This article was originally posted at www.thelocalgood.ca
Haven’t you heard? Supporting local is IN, and it’s always best to give back in style! That’s why today’s #LocalGoodnessYEG focuses on the Edmontonian fashion gurus that help us dress to impress, whatever the season.
Whether you’re an on-scene regular or not, there is a TON you can do to support the local fashion creators driving the industry in Edmonton and across Alberta. And while many of our best and brightest have had to cancel shows and photoshoots to cater to new operational standards, the Edmonton crowd isn’t giving up fast and are producing more great works than ever! (I’m looking at you Workhall!)
So, from textiles to design, from the runway to your closet, it’s time to use your time, money, and voice to support the fashion moguls who make Edmonton home, as well as all the stylists, creators, and beautifiers who make their final creations possible.
And besides, who isn’t in the mood for a unique new piece to shake off the last of their winter/ COVID blues?
Here are a few things you can do to make sure you show your love for #yegfashion while supporting local today:
Break Open the Piggy Bank
The first way that you can help is easy, and it helps you too! That’s right, today you can use your money to support some of the local fashion retailers lining our recently reopened streets, all while decking out your closet in the latest runway styles. Better yet, you won’t have to wait for prolonged delivery times, as you can take a walk or drive to most locations for safe shopping and pickup! Shopping for local fashion is also a great way to support sustainability, as most of our local producers and manufacturers keep operations efficient and environmentally friendly.
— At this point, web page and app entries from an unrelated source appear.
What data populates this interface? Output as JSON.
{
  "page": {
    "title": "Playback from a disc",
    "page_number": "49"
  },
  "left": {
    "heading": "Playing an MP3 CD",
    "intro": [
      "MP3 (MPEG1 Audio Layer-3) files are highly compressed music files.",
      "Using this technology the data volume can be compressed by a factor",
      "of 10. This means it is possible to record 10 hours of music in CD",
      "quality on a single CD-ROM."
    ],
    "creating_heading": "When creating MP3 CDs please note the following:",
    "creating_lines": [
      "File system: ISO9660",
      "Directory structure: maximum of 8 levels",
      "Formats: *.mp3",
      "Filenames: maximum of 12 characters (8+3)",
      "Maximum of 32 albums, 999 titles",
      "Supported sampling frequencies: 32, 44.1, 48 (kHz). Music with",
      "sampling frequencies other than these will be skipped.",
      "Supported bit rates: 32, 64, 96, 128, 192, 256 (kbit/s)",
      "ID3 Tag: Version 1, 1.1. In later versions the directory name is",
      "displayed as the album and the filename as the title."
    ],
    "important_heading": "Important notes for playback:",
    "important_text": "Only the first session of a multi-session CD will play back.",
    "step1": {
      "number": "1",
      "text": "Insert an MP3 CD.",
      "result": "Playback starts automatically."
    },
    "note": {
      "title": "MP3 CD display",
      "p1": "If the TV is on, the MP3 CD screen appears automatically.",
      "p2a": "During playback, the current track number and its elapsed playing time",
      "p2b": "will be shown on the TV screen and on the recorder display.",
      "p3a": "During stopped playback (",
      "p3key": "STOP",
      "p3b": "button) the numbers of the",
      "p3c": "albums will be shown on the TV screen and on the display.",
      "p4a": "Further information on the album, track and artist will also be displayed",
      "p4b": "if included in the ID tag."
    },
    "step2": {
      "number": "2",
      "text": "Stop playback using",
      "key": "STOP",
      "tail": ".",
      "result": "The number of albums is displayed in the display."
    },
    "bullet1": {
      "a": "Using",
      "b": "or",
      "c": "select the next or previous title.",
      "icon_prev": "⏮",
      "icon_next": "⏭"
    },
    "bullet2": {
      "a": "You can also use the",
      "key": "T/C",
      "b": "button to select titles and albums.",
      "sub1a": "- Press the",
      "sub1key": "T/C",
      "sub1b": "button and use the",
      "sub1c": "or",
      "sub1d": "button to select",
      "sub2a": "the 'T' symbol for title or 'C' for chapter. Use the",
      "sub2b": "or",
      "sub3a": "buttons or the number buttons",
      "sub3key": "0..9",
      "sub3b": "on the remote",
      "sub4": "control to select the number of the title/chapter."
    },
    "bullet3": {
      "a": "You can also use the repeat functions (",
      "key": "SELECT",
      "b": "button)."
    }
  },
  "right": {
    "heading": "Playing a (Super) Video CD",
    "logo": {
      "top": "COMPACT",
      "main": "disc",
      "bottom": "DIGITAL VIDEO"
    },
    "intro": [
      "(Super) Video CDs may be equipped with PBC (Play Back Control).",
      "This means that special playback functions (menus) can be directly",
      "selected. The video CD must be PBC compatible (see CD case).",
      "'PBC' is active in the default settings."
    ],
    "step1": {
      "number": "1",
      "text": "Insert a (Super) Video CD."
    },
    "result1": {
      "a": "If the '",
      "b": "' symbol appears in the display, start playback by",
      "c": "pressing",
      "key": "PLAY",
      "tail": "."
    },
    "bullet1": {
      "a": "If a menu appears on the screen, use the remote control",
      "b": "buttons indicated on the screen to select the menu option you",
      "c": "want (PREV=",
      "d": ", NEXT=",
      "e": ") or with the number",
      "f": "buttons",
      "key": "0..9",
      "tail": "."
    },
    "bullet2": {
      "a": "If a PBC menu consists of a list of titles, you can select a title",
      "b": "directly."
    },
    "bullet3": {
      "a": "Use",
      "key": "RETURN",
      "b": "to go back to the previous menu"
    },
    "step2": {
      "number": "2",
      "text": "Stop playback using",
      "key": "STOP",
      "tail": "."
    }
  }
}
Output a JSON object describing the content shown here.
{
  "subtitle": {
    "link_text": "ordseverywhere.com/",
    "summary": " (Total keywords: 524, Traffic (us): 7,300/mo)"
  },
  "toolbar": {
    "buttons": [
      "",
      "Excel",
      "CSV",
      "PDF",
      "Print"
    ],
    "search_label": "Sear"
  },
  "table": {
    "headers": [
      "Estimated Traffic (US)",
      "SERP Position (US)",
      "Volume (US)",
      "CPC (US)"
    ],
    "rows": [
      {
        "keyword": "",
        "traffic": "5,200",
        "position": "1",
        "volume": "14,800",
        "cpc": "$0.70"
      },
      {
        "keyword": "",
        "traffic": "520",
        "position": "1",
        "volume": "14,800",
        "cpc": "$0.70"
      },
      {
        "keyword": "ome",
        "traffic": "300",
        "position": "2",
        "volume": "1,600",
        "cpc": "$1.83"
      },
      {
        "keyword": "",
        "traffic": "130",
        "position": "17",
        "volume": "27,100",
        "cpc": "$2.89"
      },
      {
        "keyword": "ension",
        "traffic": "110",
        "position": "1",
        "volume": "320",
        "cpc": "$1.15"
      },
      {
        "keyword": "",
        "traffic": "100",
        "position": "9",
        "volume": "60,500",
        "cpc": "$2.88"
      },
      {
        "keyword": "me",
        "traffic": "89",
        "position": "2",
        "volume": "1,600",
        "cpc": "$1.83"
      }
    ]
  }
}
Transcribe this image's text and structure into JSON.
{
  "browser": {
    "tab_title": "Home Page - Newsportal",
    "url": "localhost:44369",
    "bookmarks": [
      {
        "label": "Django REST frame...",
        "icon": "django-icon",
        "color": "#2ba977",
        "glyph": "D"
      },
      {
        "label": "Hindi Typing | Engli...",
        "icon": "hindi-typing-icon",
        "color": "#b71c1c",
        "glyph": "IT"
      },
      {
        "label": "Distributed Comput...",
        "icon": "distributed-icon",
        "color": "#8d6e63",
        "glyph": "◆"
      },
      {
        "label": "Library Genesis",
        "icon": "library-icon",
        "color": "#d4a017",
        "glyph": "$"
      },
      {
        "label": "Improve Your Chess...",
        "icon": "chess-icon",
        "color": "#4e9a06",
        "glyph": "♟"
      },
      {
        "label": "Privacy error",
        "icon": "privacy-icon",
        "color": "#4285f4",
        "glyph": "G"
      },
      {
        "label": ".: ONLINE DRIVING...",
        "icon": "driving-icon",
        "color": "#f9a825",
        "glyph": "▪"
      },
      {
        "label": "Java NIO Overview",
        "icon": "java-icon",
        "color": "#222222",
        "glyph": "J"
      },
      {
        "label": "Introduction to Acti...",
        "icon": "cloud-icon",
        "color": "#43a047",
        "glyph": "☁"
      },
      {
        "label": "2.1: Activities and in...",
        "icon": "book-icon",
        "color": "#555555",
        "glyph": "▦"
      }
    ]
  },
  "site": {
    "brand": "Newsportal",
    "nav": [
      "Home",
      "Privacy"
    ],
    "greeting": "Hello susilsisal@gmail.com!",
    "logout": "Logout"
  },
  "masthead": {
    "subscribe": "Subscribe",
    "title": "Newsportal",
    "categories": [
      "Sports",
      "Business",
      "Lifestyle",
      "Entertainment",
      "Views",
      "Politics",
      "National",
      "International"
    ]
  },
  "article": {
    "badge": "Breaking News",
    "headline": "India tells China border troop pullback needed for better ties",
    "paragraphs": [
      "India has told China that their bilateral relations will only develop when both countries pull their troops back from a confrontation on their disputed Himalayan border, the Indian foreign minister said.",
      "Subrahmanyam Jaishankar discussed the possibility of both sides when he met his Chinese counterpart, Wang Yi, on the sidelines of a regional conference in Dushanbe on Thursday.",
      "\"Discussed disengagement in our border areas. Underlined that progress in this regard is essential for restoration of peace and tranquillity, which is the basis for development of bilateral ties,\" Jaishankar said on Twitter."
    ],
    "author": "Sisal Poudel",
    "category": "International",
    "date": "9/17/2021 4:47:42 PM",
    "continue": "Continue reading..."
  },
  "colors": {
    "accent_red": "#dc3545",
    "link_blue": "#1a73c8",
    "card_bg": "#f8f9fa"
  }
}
So plan an online shopping date with friends, and get clicking around some of the great local retailers and design houses below:
|3 Redheads||The Helm||Gravity Pope||Kaborette Ya Nere|
|The Quiltbag||LUXX Ready to Wear||Bamboo Ballroom||Poppy Barley|
|Maven and Grace||Arturo Denim Co.||C’est Sera||Paper Doll Clothing|
|Stoked Supply Co.||Miss Boss||Shades of Grey||Workhall Studio|
Love making your own designs instead? There are so many great local textile retailers that you can find throughout the city, like Rhythm Fabrics, Johnson’s Sewing Centre, or Quilter’s Dream, and we encourage you to share your favourite with us through #LocalGoodnessYEG today.
Dress Your Head
As you break open your bank account and dish out for some new threads, it’s also important to remember why shopping for clothes and textiles locally benefits the economy (and yourself) on so many levels. There’s a riveting history behind the fashion industry, spanning workers rights, to environmental regulations, and even economic production, and the time is right for you to school yourself on that history.
Here’s a quick snapshot to get you started:
Defining Fast Fashion
After years of big-box stores offering a huge variety of low-quality items for unbeatable prices, I think we’re all ready to hunker down and invest in clothes that work for us, and which last. But why do we have such a huge prevalence of these retailers? Well, we can point all the way back to the Industrial Revolution, when clothing began being made to order and shifted in bulk. Clothing could suddenly be produced extremely quickly, with much less hands-on labour, and often resulted in steep declines in product price.
By WWII, mass-production had become rampant, mostly to accommodate for fabric restrictions placed on consumers, and to appeal to the middle class. Suddenly, manufacturers were able to create and make their own clothing, without needing the skill and depth of individual sewer and design teams. In a move that has become familiar to our historical arc, production at this level began to evolve, and soon dispersed into low-wage countries to boost manufacturing profits.
Nowadays, we see store after store filled with synthetic materials meant to adorn our bodies. Women and children in other countries are often forced to create these clothes for our benefit, for literal cents. The cost of human capital, mixed with the environmental impact has brought to the surface just how important it is to support sustainable, small-batch production as we move toward more environmental protections and improved sustainable futures.
Now it’s your turn! What else can you learn about mindful clothing production or the fashion industry as a whole? Learning more about these topics will make you a smarter consumer, and will help relieve any guilt you may have about spending a few extra dollars to support a local retailer in need!
Show Us Your Style!
With Edmonton’s own Western Canada Fashion Week postponed until September, it’s time to bring the runway online and show us how you’re rocking the latest Edmonton styles and breaking new ground in the fashion industry. Elevate the brands of the local designers you love (we’re OBVIOUSLY dying for Shakatell, LUXX, and M.O.B.I.L.I.Z.E. right now), or give the local fashionista in your life a shoutout!
This may also be your chance to give voice to some of the humanitarian issues surrounding not only childhood textile labour and environmental sustainability, but other issues like cultural appropriation in fashion. If you have some special insight, or want to share a personal experience you had with fast fashion or unsustainable fashion practices, now’s the time to make yourself heard.
And if you learned something new about Edmonton fashion today, or purchased a great new item for yourself or a friend, we want to hear about it! Be sure to use our hashtag for all of your fashion-forward posting today, at #LocalGoodnessYEG.